[Opening Excerpted records section]

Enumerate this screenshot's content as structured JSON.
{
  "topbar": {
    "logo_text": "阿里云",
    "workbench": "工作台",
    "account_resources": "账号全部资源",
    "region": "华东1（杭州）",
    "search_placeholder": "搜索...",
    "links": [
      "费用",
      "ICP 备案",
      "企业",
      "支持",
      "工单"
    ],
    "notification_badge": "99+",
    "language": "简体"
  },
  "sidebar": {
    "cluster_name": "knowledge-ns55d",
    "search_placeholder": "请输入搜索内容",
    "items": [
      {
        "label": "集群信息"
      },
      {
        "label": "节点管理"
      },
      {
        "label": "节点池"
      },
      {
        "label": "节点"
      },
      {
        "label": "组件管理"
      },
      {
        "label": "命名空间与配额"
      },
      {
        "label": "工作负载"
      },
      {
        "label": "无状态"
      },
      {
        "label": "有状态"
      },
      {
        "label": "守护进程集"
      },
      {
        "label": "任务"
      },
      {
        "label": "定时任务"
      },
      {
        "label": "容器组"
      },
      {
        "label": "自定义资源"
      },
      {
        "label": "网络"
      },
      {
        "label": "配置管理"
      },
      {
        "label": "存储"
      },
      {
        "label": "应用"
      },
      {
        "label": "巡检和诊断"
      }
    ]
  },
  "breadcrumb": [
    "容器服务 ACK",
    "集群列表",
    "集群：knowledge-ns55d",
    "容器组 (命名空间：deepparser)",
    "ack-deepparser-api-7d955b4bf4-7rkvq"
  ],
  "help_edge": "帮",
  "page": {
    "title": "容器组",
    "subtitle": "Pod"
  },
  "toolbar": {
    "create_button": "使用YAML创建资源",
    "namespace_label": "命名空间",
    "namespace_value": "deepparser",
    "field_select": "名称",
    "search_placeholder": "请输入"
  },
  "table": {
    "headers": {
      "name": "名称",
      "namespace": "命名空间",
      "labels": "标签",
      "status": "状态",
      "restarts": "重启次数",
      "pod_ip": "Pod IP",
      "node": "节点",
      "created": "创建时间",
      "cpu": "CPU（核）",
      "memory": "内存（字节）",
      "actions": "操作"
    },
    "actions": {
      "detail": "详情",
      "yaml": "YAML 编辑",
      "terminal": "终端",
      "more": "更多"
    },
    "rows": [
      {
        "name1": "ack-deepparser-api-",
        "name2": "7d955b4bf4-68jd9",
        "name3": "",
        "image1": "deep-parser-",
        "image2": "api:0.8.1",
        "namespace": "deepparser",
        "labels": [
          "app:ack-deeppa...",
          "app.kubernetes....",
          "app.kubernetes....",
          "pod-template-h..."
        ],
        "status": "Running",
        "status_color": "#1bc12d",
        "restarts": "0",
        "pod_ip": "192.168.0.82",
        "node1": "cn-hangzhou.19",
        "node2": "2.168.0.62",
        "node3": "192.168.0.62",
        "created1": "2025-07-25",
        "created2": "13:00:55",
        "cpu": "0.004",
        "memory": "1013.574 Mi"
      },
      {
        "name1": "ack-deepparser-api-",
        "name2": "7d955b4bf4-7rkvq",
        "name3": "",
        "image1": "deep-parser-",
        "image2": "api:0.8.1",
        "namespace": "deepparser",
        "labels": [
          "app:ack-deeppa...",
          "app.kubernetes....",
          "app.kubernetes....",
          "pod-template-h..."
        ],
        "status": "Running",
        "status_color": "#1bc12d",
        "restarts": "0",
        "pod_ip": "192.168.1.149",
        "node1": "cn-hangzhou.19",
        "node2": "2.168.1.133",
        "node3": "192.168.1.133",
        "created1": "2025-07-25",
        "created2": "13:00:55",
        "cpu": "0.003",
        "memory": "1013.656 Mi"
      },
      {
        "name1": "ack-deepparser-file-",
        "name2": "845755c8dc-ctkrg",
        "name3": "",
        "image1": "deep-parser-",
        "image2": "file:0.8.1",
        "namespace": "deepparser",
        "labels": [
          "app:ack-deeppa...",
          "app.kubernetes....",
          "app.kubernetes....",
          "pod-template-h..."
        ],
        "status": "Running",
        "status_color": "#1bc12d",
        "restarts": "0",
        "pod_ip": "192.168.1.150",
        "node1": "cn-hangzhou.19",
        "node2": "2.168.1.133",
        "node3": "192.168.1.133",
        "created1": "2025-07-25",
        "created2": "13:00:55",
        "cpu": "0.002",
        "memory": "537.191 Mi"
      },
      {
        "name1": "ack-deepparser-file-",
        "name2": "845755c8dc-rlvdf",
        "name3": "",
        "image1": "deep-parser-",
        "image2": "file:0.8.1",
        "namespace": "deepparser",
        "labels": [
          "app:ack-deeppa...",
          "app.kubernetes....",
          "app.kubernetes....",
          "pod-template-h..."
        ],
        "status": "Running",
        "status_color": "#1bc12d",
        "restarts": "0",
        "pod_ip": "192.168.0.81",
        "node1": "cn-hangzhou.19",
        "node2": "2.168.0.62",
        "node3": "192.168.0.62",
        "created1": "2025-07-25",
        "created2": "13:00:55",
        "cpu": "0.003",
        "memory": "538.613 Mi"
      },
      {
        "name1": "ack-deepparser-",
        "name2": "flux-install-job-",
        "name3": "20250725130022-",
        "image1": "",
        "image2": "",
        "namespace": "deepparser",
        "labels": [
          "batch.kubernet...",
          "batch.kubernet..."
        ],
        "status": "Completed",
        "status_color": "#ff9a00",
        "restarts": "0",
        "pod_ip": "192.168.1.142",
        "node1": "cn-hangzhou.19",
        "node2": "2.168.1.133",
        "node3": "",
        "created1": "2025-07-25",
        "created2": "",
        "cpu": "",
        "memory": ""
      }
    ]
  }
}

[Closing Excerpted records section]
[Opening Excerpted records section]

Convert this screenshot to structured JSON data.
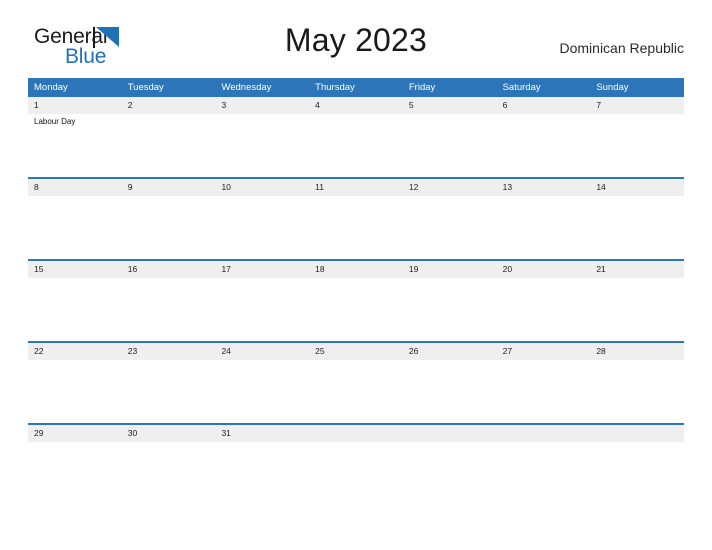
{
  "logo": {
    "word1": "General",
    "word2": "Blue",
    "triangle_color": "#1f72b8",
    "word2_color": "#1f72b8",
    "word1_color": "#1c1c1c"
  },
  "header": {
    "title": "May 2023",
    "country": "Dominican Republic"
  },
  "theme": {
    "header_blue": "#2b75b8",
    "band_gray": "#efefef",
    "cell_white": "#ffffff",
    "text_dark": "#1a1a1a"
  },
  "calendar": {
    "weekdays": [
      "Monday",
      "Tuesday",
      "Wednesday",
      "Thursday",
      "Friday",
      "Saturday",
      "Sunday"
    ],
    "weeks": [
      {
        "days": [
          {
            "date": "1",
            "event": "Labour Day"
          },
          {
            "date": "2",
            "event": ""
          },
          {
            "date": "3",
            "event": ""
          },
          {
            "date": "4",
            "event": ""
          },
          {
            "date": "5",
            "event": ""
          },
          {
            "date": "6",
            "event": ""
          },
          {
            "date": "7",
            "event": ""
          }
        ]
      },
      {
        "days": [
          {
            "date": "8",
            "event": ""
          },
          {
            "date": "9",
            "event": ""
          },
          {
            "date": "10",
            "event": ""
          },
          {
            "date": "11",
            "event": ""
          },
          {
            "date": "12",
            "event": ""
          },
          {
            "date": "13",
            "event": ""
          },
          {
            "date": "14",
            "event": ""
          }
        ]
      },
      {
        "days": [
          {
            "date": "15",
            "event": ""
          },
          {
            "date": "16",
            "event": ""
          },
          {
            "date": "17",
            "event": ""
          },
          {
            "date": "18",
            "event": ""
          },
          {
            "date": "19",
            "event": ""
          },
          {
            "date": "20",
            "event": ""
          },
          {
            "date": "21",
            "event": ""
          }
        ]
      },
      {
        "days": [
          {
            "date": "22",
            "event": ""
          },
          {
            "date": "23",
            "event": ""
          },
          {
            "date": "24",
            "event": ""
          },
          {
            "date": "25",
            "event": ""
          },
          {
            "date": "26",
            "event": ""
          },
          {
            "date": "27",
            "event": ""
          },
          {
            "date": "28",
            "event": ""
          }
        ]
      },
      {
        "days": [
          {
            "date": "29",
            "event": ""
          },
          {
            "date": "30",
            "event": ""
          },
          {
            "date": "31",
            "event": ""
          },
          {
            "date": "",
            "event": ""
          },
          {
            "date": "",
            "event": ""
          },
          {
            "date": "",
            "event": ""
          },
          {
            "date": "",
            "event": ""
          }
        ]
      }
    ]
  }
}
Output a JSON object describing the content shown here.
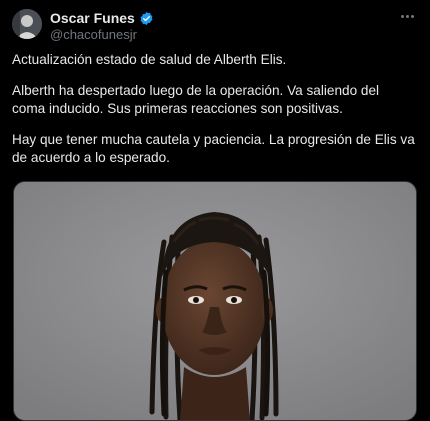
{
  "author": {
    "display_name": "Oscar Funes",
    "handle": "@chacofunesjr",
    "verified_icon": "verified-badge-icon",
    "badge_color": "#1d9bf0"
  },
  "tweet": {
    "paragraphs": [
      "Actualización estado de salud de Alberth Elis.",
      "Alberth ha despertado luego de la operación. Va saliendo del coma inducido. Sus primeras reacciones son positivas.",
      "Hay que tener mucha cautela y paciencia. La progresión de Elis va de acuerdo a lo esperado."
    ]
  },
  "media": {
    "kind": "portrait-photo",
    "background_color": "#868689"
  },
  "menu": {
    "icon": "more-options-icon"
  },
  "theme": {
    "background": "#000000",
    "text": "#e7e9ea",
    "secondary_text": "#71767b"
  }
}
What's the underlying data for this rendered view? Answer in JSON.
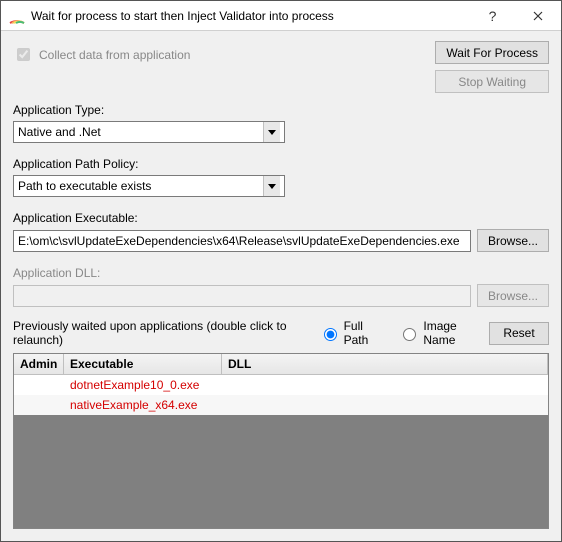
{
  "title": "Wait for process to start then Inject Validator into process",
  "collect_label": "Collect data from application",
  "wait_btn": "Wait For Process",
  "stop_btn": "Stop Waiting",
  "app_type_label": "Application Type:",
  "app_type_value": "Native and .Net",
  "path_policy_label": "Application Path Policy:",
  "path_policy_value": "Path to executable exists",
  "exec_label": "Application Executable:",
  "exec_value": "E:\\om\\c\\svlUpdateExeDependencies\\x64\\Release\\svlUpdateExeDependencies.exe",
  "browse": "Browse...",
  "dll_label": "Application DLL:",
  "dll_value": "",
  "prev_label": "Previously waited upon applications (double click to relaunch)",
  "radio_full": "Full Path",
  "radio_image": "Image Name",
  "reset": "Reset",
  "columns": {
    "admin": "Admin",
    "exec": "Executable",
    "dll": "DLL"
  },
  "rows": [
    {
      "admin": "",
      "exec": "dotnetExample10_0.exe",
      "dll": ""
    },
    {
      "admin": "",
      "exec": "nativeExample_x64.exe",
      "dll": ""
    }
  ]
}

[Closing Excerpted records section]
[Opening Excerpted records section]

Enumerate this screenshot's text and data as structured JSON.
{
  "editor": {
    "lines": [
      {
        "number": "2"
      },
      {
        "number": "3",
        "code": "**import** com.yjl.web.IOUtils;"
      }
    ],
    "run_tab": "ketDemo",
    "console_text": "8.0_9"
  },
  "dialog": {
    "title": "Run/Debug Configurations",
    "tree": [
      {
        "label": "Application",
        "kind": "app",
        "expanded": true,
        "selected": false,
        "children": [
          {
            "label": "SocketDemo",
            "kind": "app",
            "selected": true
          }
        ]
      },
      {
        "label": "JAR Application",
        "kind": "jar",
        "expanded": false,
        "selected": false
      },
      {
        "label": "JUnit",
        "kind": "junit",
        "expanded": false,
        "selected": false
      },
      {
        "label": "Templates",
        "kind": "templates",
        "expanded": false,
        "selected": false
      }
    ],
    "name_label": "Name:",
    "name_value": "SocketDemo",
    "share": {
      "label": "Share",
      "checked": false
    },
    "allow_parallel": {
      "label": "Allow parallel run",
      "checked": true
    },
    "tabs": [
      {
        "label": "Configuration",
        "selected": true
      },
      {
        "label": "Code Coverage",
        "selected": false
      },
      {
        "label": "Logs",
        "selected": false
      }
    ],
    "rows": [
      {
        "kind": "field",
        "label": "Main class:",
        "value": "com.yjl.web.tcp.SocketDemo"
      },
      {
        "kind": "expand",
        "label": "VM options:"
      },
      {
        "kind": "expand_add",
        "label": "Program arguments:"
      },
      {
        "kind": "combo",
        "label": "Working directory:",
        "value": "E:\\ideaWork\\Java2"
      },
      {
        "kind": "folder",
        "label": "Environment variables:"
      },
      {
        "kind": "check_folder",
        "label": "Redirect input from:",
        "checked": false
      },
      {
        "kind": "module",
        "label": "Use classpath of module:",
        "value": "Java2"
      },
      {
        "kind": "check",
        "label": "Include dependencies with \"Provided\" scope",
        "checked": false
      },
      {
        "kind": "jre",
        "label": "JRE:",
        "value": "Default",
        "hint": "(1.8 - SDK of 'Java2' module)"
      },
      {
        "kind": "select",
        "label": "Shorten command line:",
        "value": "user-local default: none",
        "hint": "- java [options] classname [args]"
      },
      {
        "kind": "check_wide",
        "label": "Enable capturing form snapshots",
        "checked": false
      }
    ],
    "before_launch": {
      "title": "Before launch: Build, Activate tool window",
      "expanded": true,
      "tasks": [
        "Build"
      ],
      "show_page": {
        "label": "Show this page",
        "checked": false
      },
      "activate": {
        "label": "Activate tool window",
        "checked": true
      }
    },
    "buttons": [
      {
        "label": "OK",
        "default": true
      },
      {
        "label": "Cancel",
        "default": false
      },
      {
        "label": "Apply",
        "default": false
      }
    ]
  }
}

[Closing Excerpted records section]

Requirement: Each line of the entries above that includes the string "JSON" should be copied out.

Response for this exercise:
Enumerate this screenshot's content as structured JSON.
Convert this screenshot to structured JSON data.
Output a JSON object describing the content shown here.
What's the underlying data for this rendered view? Answer in JSON.
Enumerate this screenshot's text and data as structured JSON.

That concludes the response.